◆ PROBLEM ◆
Without changing a single character, write out every record below.

(DATA SUPPLIED Opens)

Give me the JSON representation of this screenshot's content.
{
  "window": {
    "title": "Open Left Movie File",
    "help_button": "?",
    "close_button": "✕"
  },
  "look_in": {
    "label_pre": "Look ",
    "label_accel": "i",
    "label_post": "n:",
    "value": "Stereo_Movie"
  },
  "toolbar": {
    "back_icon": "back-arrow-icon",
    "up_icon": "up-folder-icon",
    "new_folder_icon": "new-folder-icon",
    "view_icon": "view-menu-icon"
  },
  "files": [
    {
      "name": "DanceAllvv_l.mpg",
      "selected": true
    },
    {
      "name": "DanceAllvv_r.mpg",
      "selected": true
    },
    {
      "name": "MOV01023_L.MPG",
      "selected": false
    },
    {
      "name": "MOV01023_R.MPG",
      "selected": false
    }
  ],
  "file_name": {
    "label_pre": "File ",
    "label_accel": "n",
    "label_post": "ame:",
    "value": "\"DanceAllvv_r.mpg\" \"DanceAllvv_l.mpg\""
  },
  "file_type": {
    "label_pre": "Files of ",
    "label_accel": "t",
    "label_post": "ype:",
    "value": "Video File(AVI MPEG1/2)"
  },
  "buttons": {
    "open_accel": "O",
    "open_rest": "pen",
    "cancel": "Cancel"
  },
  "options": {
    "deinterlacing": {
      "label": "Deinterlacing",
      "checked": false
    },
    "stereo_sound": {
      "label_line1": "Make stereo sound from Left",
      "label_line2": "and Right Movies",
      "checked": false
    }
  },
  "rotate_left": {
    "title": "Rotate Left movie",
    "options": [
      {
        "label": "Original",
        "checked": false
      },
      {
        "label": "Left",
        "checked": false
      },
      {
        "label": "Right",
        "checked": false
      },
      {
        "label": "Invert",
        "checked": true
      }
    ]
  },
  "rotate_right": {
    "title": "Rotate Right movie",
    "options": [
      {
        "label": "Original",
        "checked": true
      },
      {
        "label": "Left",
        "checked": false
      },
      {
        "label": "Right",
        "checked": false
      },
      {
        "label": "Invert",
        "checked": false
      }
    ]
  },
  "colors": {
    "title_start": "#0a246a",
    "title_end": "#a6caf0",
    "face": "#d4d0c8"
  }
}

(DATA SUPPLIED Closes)

◆ SOLUTION TO THIS TASK ◆
Give me the JSON representation of this screenshot's content.
{
  "window": {
    "title": "Open Left Movie File",
    "help_button": "?",
    "close_button": "✕"
  },
  "look_in": {
    "label_pre": "Look ",
    "label_accel": "i",
    "label_post": "n:",
    "value": "Stereo_Movie"
  },
  "toolbar": {
    "back_icon": "back-arrow-icon",
    "up_icon": "up-folder-icon",
    "new_folder_icon": "new-folder-icon",
    "view_icon": "view-menu-icon"
  },
  "files": [
    {
      "name": "DanceAllvv_l.mpg",
      "selected": true
    },
    {
      "name": "DanceAllvv_r.mpg",
      "selected": true
    },
    {
      "name": "MOV01023_L.MPG",
      "selected": false
    },
    {
      "name": "MOV01023_R.MPG",
      "selected": false
    }
  ],
  "file_name": {
    "label_pre": "File ",
    "label_accel": "n",
    "label_post": "ame:",
    "value": "\"DanceAllvv_r.mpg\" \"DanceAllvv_l.mpg\""
  },
  "file_type": {
    "label_pre": "Files of ",
    "label_accel": "t",
    "label_post": "ype:",
    "value": "Video File(AVI MPEG1/2)"
  },
  "buttons": {
    "open_accel": "O",
    "open_rest": "pen",
    "cancel": "Cancel"
  },
  "options": {
    "deinterlacing": {
      "label": "Deinterlacing",
      "checked": false
    },
    "stereo_sound": {
      "label_line1": "Make stereo sound from Left",
      "label_line2": "and Right Movies",
      "checked": false
    }
  },
  "rotate_left": {
    "title": "Rotate Left movie",
    "options": [
      {
        "label": "Original",
        "checked": false
      },
      {
        "label": "Left",
        "checked": false
      },
      {
        "label": "Right",
        "checked": false
      },
      {
        "label": "Invert",
        "checked": true
      }
    ]
  },
  "rotate_right": {
    "title": "Rotate Right movie",
    "options": [
      {
        "label": "Original",
        "checked": true
      },
      {
        "label": "Left",
        "checked": false
      },
      {
        "label": "Right",
        "checked": false
      },
      {
        "label": "Invert",
        "checked": false
      }
    ]
  },
  "colors": {
    "title_start": "#0a246a",
    "title_end": "#a6caf0",
    "face": "#d4d0c8"
  }
}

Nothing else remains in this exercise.